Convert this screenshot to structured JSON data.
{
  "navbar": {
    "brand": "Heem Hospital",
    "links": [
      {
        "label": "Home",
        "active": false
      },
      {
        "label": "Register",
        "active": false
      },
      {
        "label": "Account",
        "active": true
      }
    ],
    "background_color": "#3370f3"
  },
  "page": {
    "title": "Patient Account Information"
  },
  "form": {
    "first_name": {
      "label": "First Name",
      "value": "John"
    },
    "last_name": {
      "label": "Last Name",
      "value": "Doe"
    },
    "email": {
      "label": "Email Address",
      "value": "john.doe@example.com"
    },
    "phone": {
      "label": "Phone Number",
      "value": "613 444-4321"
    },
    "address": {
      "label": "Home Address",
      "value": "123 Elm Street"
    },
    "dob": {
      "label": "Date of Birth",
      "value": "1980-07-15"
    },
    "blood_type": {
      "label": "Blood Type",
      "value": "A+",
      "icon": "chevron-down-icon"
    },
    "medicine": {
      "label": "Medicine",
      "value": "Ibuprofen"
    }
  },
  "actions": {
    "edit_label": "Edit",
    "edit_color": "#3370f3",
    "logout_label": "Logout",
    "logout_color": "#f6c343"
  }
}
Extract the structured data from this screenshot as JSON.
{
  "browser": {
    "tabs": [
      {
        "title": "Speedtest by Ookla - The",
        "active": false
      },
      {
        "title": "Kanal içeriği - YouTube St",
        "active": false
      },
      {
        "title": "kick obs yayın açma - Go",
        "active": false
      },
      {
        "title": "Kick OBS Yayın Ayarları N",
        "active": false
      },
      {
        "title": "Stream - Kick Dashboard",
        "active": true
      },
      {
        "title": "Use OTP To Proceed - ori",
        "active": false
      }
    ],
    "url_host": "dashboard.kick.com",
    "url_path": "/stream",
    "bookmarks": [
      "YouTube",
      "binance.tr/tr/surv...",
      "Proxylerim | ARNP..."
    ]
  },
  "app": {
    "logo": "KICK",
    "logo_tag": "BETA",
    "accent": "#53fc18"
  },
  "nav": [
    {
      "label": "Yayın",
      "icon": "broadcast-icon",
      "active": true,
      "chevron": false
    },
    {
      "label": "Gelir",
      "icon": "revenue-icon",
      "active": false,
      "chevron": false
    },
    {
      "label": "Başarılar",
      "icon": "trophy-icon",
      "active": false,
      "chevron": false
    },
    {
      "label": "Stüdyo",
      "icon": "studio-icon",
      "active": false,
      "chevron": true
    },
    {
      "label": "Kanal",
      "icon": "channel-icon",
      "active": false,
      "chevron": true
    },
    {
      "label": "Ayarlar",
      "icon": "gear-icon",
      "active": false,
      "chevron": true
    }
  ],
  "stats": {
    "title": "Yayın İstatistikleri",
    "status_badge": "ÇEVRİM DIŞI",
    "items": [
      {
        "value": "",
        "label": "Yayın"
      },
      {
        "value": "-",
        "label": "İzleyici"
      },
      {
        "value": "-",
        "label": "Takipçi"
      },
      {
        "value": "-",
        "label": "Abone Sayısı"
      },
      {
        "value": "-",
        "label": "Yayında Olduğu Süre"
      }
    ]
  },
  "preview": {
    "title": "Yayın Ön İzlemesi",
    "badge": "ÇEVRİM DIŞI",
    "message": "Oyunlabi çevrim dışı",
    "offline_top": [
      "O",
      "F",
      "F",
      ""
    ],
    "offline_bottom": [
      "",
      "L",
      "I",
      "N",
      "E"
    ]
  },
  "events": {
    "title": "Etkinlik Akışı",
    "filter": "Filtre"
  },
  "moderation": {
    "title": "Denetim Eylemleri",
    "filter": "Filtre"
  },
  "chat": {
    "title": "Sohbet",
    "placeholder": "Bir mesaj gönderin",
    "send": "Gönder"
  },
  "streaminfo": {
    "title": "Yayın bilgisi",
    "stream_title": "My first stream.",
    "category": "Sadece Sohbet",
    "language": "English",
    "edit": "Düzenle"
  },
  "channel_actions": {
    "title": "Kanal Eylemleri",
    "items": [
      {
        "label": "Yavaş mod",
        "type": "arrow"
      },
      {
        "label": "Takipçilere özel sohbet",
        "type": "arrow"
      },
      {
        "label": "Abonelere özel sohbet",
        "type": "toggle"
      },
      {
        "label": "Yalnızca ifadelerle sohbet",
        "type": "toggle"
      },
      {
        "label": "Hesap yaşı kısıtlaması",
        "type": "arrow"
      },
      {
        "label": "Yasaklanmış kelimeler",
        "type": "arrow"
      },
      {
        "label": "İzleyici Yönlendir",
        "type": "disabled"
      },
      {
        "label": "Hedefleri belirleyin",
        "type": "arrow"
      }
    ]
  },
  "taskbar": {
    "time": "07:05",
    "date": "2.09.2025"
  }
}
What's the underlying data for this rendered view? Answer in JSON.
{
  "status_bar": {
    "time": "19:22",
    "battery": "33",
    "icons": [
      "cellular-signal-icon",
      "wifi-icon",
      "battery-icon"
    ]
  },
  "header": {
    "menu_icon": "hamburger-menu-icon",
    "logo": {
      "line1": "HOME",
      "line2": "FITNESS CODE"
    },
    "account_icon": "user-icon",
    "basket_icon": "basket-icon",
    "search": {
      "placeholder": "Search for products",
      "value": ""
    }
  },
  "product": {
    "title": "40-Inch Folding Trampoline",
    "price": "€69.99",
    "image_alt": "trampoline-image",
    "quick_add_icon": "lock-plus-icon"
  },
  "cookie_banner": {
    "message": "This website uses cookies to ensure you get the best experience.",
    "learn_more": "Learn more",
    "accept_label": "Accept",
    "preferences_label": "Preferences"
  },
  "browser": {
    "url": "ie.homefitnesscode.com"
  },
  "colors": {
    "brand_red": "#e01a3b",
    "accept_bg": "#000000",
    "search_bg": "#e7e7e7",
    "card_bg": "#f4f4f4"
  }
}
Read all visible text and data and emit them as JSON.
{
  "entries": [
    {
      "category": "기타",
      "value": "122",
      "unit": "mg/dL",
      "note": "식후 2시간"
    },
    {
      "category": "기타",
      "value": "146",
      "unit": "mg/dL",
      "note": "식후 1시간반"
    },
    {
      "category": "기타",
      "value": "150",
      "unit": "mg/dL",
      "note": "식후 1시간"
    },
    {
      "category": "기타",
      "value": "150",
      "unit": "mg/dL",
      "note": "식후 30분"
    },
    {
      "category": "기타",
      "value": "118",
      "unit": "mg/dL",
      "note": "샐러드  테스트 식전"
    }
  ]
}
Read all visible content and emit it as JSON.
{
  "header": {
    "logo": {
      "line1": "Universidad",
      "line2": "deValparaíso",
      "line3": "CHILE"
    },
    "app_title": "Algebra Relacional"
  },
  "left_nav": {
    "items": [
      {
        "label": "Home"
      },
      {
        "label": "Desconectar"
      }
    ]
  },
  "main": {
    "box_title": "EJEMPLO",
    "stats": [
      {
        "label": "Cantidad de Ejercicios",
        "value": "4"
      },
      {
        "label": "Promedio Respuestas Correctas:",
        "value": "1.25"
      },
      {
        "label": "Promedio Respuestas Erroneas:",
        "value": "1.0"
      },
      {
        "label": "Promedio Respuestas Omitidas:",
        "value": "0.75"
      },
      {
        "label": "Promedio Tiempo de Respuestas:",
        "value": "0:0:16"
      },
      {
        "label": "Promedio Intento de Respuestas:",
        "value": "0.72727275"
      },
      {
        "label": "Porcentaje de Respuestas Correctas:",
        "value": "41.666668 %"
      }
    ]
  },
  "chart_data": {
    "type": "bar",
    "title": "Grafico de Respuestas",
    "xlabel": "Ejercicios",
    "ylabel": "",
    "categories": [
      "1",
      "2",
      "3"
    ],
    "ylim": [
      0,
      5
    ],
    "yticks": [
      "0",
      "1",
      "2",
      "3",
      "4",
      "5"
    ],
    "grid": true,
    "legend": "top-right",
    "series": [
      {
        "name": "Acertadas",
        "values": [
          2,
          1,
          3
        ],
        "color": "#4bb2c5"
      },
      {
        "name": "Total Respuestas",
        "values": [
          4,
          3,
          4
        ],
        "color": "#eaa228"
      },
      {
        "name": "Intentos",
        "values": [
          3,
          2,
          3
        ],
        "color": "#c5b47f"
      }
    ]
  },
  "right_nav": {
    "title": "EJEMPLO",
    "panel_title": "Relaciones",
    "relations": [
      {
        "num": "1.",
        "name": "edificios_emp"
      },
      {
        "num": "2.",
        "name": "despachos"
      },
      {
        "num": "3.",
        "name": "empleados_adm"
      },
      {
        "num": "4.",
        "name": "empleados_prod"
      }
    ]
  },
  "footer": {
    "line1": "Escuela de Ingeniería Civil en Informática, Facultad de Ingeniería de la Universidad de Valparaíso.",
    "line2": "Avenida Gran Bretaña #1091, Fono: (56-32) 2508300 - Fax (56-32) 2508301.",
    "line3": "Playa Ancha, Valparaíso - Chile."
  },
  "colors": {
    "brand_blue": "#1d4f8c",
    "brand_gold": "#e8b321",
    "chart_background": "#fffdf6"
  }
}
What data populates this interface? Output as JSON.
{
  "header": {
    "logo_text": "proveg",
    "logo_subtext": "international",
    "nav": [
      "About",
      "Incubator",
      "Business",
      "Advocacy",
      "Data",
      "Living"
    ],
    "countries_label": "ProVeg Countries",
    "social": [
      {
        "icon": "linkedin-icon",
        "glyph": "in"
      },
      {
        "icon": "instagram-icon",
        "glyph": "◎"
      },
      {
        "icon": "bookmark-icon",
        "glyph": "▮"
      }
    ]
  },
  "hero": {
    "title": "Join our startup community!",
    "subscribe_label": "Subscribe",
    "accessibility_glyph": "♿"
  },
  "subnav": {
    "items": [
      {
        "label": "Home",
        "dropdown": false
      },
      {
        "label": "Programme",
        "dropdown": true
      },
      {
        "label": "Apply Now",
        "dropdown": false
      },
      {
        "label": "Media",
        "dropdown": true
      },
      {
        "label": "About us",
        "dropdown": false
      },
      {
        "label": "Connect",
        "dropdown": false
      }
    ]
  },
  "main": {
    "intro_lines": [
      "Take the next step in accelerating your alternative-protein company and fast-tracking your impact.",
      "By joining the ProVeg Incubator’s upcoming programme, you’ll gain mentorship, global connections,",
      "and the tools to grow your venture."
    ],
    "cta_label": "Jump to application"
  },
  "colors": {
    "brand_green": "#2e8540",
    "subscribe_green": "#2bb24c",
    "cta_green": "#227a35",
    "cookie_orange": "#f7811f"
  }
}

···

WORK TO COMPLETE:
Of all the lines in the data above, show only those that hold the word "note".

RESPONSE TO THE EXERCISE:
      "note": "식후 2시간"
      "note": "식후 1시간반"
      "note": "식후 1시간"
      "note": "식후 30분"
      "note": "샐러드  테스트 식전"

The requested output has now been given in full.